[THE TASK] Without the pictures, write out every entry that follows exactly.

*** Block opens ***

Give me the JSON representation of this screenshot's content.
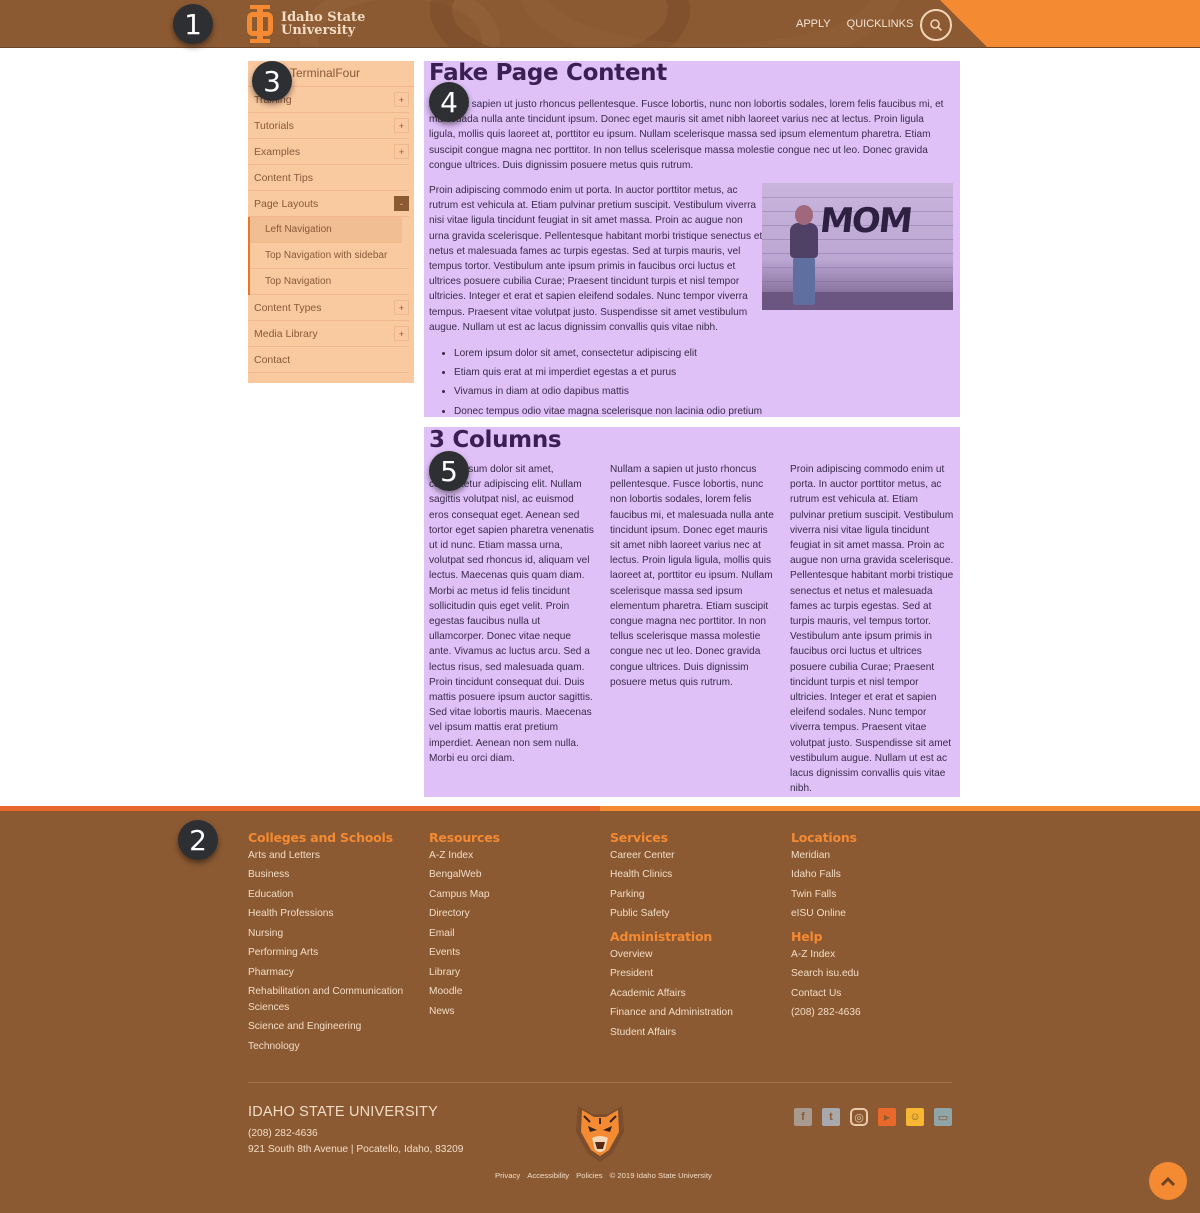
{
  "header": {
    "logo_line1": "Idaho State",
    "logo_line2": "University",
    "nav": [
      "APPLY",
      "QUICKLINKS"
    ],
    "search_icon": "search-icon",
    "colors": {
      "brown": "#8b5a33",
      "orange": "#f48a31"
    }
  },
  "markers": [
    "1",
    "2",
    "3",
    "4",
    "5"
  ],
  "sidebar": {
    "title": "TerminalFour",
    "items": [
      {
        "label": "Training",
        "toggle": "+"
      },
      {
        "label": "Tutorials",
        "toggle": "+"
      },
      {
        "label": "Examples",
        "toggle": "+"
      },
      {
        "label": "Content Tips",
        "toggle": ""
      },
      {
        "label": "Page Layouts",
        "toggle": "-"
      }
    ],
    "subitems": [
      {
        "label": "Left Navigation",
        "active": true
      },
      {
        "label": "Top Navigation with sidebar",
        "active": false
      },
      {
        "label": "Top Navigation",
        "active": false
      }
    ],
    "items_after": [
      {
        "label": "Content Types",
        "toggle": "+"
      },
      {
        "label": "Media Library",
        "toggle": "+"
      },
      {
        "label": "Contact",
        "toggle": ""
      }
    ]
  },
  "main": {
    "heading": "Fake Page Content",
    "para1": "Nullam a sapien ut justo rhoncus pellentesque. Fusce lobortis, nunc non lobortis sodales, lorem felis faucibus mi, et malesuada nulla ante tincidunt ipsum. Donec eget mauris sit amet nibh laoreet varius nec at lectus. Proin ligula ligula, mollis quis laoreet at, porttitor eu ipsum. Nullam scelerisque massa sed ipsum elementum pharetra. Etiam suscipit congue magna nec porttitor. In non tellus scelerisque massa molestie congue nec ut leo. Donec gravida congue ultrices. Duis dignissim posuere metus quis rutrum.",
    "para2": "Proin adipiscing commodo enim ut porta. In auctor porttitor metus, ac rutrum est vehicula at. Etiam pulvinar pretium suscipit. Vestibulum viverra nisi vitae ligula tincidunt feugiat in sit amet massa. Proin ac augue non urna gravida scelerisque. Pellentesque habitant morbi tristique senectus et netus et malesuada fames ac turpis egestas. Sed at turpis mauris, vel tempus tortor. Vestibulum ante ipsum primis in faucibus orci luctus et ultrices posuere cubilia Curae; Praesent tincidunt turpis et nisl tempor ultricies. Integer et erat et sapien eleifend sodales. Nunc tempor viverra tempus. Praesent vitae volutpat justo. Suspendisse sit amet vestibulum augue. Nullam ut est ac lacus dignissim convallis quis vitae nibh.",
    "image_word": "MOM",
    "bullets": [
      "Lorem ipsum dolor sit amet, consectetur adipiscing elit",
      "Etiam quis erat at mi imperdiet egestas a et purus",
      "Vivamus in diam at odio dapibus mattis",
      "Donec tempus odio vitae magna scelerisque non lacinia odio pretium"
    ],
    "columns_heading": "3 Columns",
    "columns": [
      "Lorem ipsum dolor sit amet, consectetur adipiscing elit. Nullam sagittis volutpat nisl, ac euismod eros consequat eget. Aenean sed tortor eget sapien pharetra venenatis ut id nunc. Etiam massa urna, volutpat sed rhoncus id, aliquam vel lectus. Maecenas quis quam diam. Morbi ac metus id felis tincidunt sollicitudin quis eget velit. Proin egestas faucibus nulla ut ullamcorper. Donec vitae neque ante. Vivamus ac luctus arcu. Sed a lectus risus, sed malesuada quam. Proin tincidunt consequat dui. Duis mattis posuere ipsum auctor sagittis. Sed vitae lobortis mauris. Maecenas vel ipsum mattis erat pretium imperdiet. Aenean non sem nulla. Morbi eu orci diam.",
      "Nullam a sapien ut justo rhoncus pellentesque. Fusce lobortis, nunc non lobortis sodales, lorem felis faucibus mi, et malesuada nulla ante tincidunt ipsum. Donec eget mauris sit amet nibh laoreet varius nec at lectus. Proin ligula ligula, mollis quis laoreet at, porttitor eu ipsum. Nullam scelerisque massa sed ipsum elementum pharetra. Etiam suscipit congue magna nec porttitor. In non tellus scelerisque massa molestie congue nec ut leo. Donec gravida congue ultrices. Duis dignissim posuere metus quis rutrum.",
      "Proin adipiscing commodo enim ut porta. In auctor porttitor metus, ac rutrum est vehicula at. Etiam pulvinar pretium suscipit. Vestibulum viverra nisi vitae ligula tincidunt feugiat in sit amet massa. Proin ac augue non urna gravida scelerisque. Pellentesque habitant morbi tristique senectus et netus et malesuada fames ac turpis egestas. Sed at turpis mauris, vel tempus tortor. Vestibulum ante ipsum primis in faucibus orci luctus et ultrices posuere cubilia Curae; Praesent tincidunt turpis et nisl tempor ultricies. Integer et erat et sapien eleifend sodales. Nunc tempor viverra tempus. Praesent vitae volutpat justo. Suspendisse sit amet vestibulum augue. Nullam ut est ac lacus dignissim convallis quis vitae nibh."
    ]
  },
  "footer": {
    "colleges": {
      "heading": "Colleges and Schools",
      "links": [
        "Arts and Letters",
        "Business",
        "Education",
        "Health Professions",
        "Nursing",
        "Performing Arts",
        "Pharmacy",
        "Rehabilitation and Communication Sciences",
        "Science and Engineering",
        "Technology"
      ]
    },
    "resources": {
      "heading": "Resources",
      "links": [
        "A-Z Index",
        "BengalWeb",
        "Campus Map",
        "Directory",
        "Email",
        "Events",
        "Library",
        "Moodle",
        "News"
      ]
    },
    "services": {
      "heading": "Services",
      "links": [
        "Career Center",
        "Health Clinics",
        "Parking",
        "Public Safety"
      ]
    },
    "administration": {
      "heading": "Administration",
      "links": [
        "Overview",
        "President",
        "Academic Affairs",
        "Finance and Administration",
        "Student Affairs"
      ]
    },
    "locations": {
      "heading": "Locations",
      "links": [
        "Meridian",
        "Idaho Falls",
        "Twin Falls",
        "eISU Online"
      ]
    },
    "help": {
      "heading": "Help",
      "links": [
        "A-Z Index",
        "Search isu.edu",
        "Contact Us",
        "(208) 282-4636"
      ]
    },
    "university_name": "IDAHO STATE UNIVERSITY",
    "phone": "(208) 282-4636",
    "address": "921 South 8th Avenue | Pocatello, Idaho, 83209",
    "legal": [
      "Privacy",
      "Accessibility",
      "Policies",
      "© 2019 Idaho State University"
    ],
    "social": [
      {
        "name": "facebook-icon",
        "glyph": "f",
        "color": "#a99a90"
      },
      {
        "name": "twitter-icon",
        "glyph": "t",
        "color": "#a7a9ad"
      },
      {
        "name": "instagram-icon",
        "glyph": "◎",
        "color": "#e9c9a8"
      },
      {
        "name": "youtube-icon",
        "glyph": "▶",
        "color": "#e8692a"
      },
      {
        "name": "snapchat-icon",
        "glyph": "☺",
        "color": "#f7b733"
      },
      {
        "name": "chat-icon",
        "glyph": "▭",
        "color": "#8fa5a8"
      }
    ]
  },
  "back_to_top_icon": "chevron-up-icon"
}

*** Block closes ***

[ANSWER FOR THE TASK]
Give me the JSON representation of this screenshot's content.
{
  "header": {
    "logo_line1": "Idaho State",
    "logo_line2": "University",
    "nav": [
      "APPLY",
      "QUICKLINKS"
    ],
    "search_icon": "search-icon",
    "colors": {
      "brown": "#8b5a33",
      "orange": "#f48a31"
    }
  },
  "markers": [
    "1",
    "2",
    "3",
    "4",
    "5"
  ],
  "sidebar": {
    "title": "TerminalFour",
    "items": [
      {
        "label": "Training",
        "toggle": "+"
      },
      {
        "label": "Tutorials",
        "toggle": "+"
      },
      {
        "label": "Examples",
        "toggle": "+"
      },
      {
        "label": "Content Tips",
        "toggle": ""
      },
      {
        "label": "Page Layouts",
        "toggle": "-"
      }
    ],
    "subitems": [
      {
        "label": "Left Navigation",
        "active": true
      },
      {
        "label": "Top Navigation with sidebar",
        "active": false
      },
      {
        "label": "Top Navigation",
        "active": false
      }
    ],
    "items_after": [
      {
        "label": "Content Types",
        "toggle": "+"
      },
      {
        "label": "Media Library",
        "toggle": "+"
      },
      {
        "label": "Contact",
        "toggle": ""
      }
    ]
  },
  "main": {
    "heading": "Fake Page Content",
    "para1": "Nullam a sapien ut justo rhoncus pellentesque. Fusce lobortis, nunc non lobortis sodales, lorem felis faucibus mi, et malesuada nulla ante tincidunt ipsum. Donec eget mauris sit amet nibh laoreet varius nec at lectus. Proin ligula ligula, mollis quis laoreet at, porttitor eu ipsum. Nullam scelerisque massa sed ipsum elementum pharetra. Etiam suscipit congue magna nec porttitor. In non tellus scelerisque massa molestie congue nec ut leo. Donec gravida congue ultrices. Duis dignissim posuere metus quis rutrum.",
    "para2": "Proin adipiscing commodo enim ut porta. In auctor porttitor metus, ac rutrum est vehicula at. Etiam pulvinar pretium suscipit. Vestibulum viverra nisi vitae ligula tincidunt feugiat in sit amet massa. Proin ac augue non urna gravida scelerisque. Pellentesque habitant morbi tristique senectus et netus et malesuada fames ac turpis egestas. Sed at turpis mauris, vel tempus tortor. Vestibulum ante ipsum primis in faucibus orci luctus et ultrices posuere cubilia Curae; Praesent tincidunt turpis et nisl tempor ultricies. Integer et erat et sapien eleifend sodales. Nunc tempor viverra tempus. Praesent vitae volutpat justo. Suspendisse sit amet vestibulum augue. Nullam ut est ac lacus dignissim convallis quis vitae nibh.",
    "image_word": "MOM",
    "bullets": [
      "Lorem ipsum dolor sit amet, consectetur adipiscing elit",
      "Etiam quis erat at mi imperdiet egestas a et purus",
      "Vivamus in diam at odio dapibus mattis",
      "Donec tempus odio vitae magna scelerisque non lacinia odio pretium"
    ],
    "columns_heading": "3 Columns",
    "columns": [
      "Lorem ipsum dolor sit amet, consectetur adipiscing elit. Nullam sagittis volutpat nisl, ac euismod eros consequat eget. Aenean sed tortor eget sapien pharetra venenatis ut id nunc. Etiam massa urna, volutpat sed rhoncus id, aliquam vel lectus. Maecenas quis quam diam. Morbi ac metus id felis tincidunt sollicitudin quis eget velit. Proin egestas faucibus nulla ut ullamcorper. Donec vitae neque ante. Vivamus ac luctus arcu. Sed a lectus risus, sed malesuada quam. Proin tincidunt consequat dui. Duis mattis posuere ipsum auctor sagittis. Sed vitae lobortis mauris. Maecenas vel ipsum mattis erat pretium imperdiet. Aenean non sem nulla. Morbi eu orci diam.",
      "Nullam a sapien ut justo rhoncus pellentesque. Fusce lobortis, nunc non lobortis sodales, lorem felis faucibus mi, et malesuada nulla ante tincidunt ipsum. Donec eget mauris sit amet nibh laoreet varius nec at lectus. Proin ligula ligula, mollis quis laoreet at, porttitor eu ipsum. Nullam scelerisque massa sed ipsum elementum pharetra. Etiam suscipit congue magna nec porttitor. In non tellus scelerisque massa molestie congue nec ut leo. Donec gravida congue ultrices. Duis dignissim posuere metus quis rutrum.",
      "Proin adipiscing commodo enim ut porta. In auctor porttitor metus, ac rutrum est vehicula at. Etiam pulvinar pretium suscipit. Vestibulum viverra nisi vitae ligula tincidunt feugiat in sit amet massa. Proin ac augue non urna gravida scelerisque. Pellentesque habitant morbi tristique senectus et netus et malesuada fames ac turpis egestas. Sed at turpis mauris, vel tempus tortor. Vestibulum ante ipsum primis in faucibus orci luctus et ultrices posuere cubilia Curae; Praesent tincidunt turpis et nisl tempor ultricies. Integer et erat et sapien eleifend sodales. Nunc tempor viverra tempus. Praesent vitae volutpat justo. Suspendisse sit amet vestibulum augue. Nullam ut est ac lacus dignissim convallis quis vitae nibh."
    ]
  },
  "footer": {
    "colleges": {
      "heading": "Colleges and Schools",
      "links": [
        "Arts and Letters",
        "Business",
        "Education",
        "Health Professions",
        "Nursing",
        "Performing Arts",
        "Pharmacy",
        "Rehabilitation and Communication Sciences",
        "Science and Engineering",
        "Technology"
      ]
    },
    "resources": {
      "heading": "Resources",
      "links": [
        "A-Z Index",
        "BengalWeb",
        "Campus Map",
        "Directory",
        "Email",
        "Events",
        "Library",
        "Moodle",
        "News"
      ]
    },
    "services": {
      "heading": "Services",
      "links": [
        "Career Center",
        "Health Clinics",
        "Parking",
        "Public Safety"
      ]
    },
    "administration": {
      "heading": "Administration",
      "links": [
        "Overview",
        "President",
        "Academic Affairs",
        "Finance and Administration",
        "Student Affairs"
      ]
    },
    "locations": {
      "heading": "Locations",
      "links": [
        "Meridian",
        "Idaho Falls",
        "Twin Falls",
        "eISU Online"
      ]
    },
    "help": {
      "heading": "Help",
      "links": [
        "A-Z Index",
        "Search isu.edu",
        "Contact Us",
        "(208) 282-4636"
      ]
    },
    "university_name": "IDAHO STATE UNIVERSITY",
    "phone": "(208) 282-4636",
    "address": "921 South 8th Avenue | Pocatello, Idaho, 83209",
    "legal": [
      "Privacy",
      "Accessibility",
      "Policies",
      "© 2019 Idaho State University"
    ],
    "social": [
      {
        "name": "facebook-icon",
        "glyph": "f",
        "color": "#a99a90"
      },
      {
        "name": "twitter-icon",
        "glyph": "t",
        "color": "#a7a9ad"
      },
      {
        "name": "instagram-icon",
        "glyph": "◎",
        "color": "#e9c9a8"
      },
      {
        "name": "youtube-icon",
        "glyph": "▶",
        "color": "#e8692a"
      },
      {
        "name": "snapchat-icon",
        "glyph": "☺",
        "color": "#f7b733"
      },
      {
        "name": "chat-icon",
        "glyph": "▭",
        "color": "#8fa5a8"
      }
    ]
  },
  "back_to_top_icon": "chevron-up-icon"
}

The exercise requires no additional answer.